- [Task description]:
Show every line of the data that contains the string "name".
===== Material provided =====
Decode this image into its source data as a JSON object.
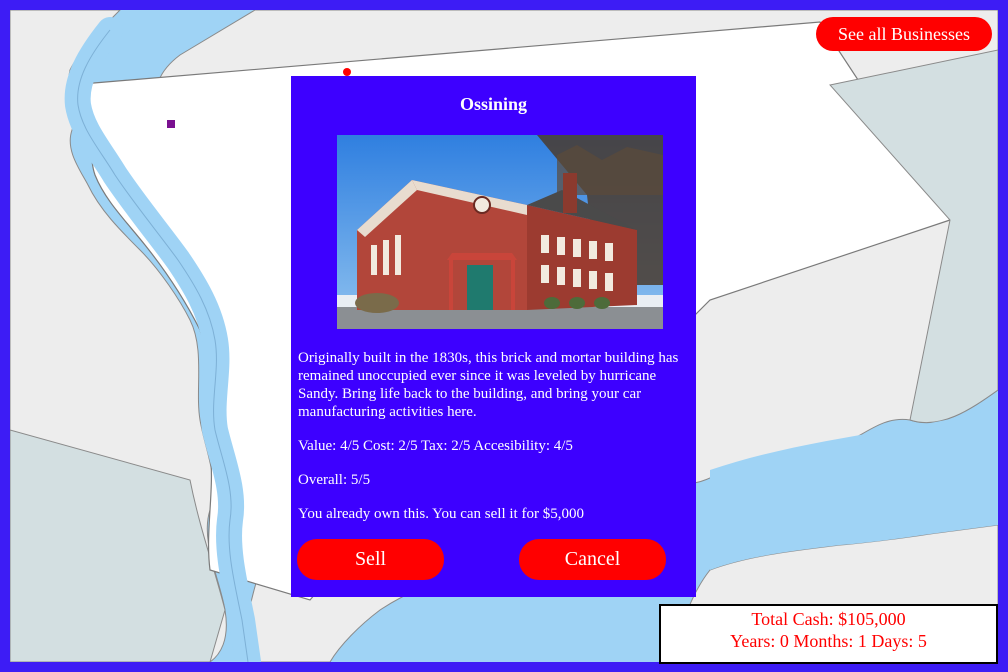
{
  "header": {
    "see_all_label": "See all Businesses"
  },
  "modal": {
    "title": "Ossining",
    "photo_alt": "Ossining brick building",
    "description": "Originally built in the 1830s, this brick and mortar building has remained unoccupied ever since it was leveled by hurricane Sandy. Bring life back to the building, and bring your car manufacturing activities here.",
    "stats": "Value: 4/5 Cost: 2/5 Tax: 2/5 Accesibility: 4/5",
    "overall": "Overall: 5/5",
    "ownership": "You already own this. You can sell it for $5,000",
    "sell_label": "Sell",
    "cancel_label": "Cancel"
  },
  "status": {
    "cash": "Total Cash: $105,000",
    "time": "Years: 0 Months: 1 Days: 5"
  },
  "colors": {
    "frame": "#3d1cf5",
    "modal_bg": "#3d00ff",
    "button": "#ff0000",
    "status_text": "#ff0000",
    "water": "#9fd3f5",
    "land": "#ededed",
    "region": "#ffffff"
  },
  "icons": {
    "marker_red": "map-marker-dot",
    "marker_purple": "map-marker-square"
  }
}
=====
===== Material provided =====
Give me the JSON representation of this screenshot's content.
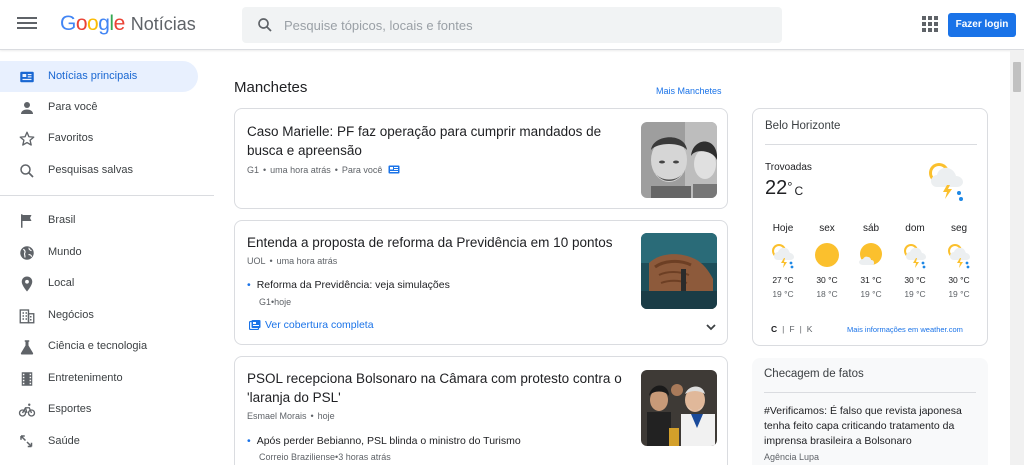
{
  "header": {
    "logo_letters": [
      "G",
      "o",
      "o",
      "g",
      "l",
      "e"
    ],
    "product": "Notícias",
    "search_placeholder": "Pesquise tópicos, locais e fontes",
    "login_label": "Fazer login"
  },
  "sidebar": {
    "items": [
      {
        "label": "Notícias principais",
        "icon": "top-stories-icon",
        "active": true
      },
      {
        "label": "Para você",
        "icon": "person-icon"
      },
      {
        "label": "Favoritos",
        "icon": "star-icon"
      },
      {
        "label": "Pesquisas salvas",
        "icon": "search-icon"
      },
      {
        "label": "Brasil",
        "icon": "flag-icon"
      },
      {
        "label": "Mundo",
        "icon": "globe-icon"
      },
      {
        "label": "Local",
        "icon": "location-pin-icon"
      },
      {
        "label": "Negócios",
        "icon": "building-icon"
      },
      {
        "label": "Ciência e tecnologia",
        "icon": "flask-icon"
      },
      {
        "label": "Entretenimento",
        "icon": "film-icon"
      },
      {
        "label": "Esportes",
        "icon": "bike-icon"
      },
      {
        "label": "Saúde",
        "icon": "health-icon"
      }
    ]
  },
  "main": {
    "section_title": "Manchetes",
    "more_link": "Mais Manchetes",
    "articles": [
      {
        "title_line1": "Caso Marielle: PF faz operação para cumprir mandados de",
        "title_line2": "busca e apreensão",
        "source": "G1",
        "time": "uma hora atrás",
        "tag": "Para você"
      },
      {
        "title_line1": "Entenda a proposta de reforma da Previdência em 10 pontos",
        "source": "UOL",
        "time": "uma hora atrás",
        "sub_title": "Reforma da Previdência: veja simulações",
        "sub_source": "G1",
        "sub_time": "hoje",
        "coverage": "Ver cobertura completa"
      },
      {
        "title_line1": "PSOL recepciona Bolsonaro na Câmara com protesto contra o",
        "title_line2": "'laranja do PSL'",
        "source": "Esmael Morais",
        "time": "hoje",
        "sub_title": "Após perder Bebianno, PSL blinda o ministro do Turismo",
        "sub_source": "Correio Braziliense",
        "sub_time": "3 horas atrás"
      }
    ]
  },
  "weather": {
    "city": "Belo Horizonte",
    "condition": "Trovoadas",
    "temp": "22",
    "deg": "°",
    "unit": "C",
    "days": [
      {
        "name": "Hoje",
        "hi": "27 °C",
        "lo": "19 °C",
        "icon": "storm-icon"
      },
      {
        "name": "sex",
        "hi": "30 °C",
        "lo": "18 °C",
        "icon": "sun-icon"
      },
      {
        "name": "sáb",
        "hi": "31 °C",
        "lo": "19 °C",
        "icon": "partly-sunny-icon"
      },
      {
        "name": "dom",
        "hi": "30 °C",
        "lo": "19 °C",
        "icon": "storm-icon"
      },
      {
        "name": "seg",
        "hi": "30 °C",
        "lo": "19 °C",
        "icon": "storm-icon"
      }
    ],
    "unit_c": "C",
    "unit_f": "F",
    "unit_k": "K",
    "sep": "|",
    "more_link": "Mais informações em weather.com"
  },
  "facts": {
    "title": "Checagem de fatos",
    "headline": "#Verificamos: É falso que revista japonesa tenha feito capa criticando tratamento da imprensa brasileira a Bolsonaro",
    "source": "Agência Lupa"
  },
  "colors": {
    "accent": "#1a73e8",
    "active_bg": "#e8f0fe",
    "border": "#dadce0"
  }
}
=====
- [Solution to the problem]:
        "name": "Hoje",
        "name": "sex",
        "name": "sáb",
        "name": "dom",
        "name": "seg",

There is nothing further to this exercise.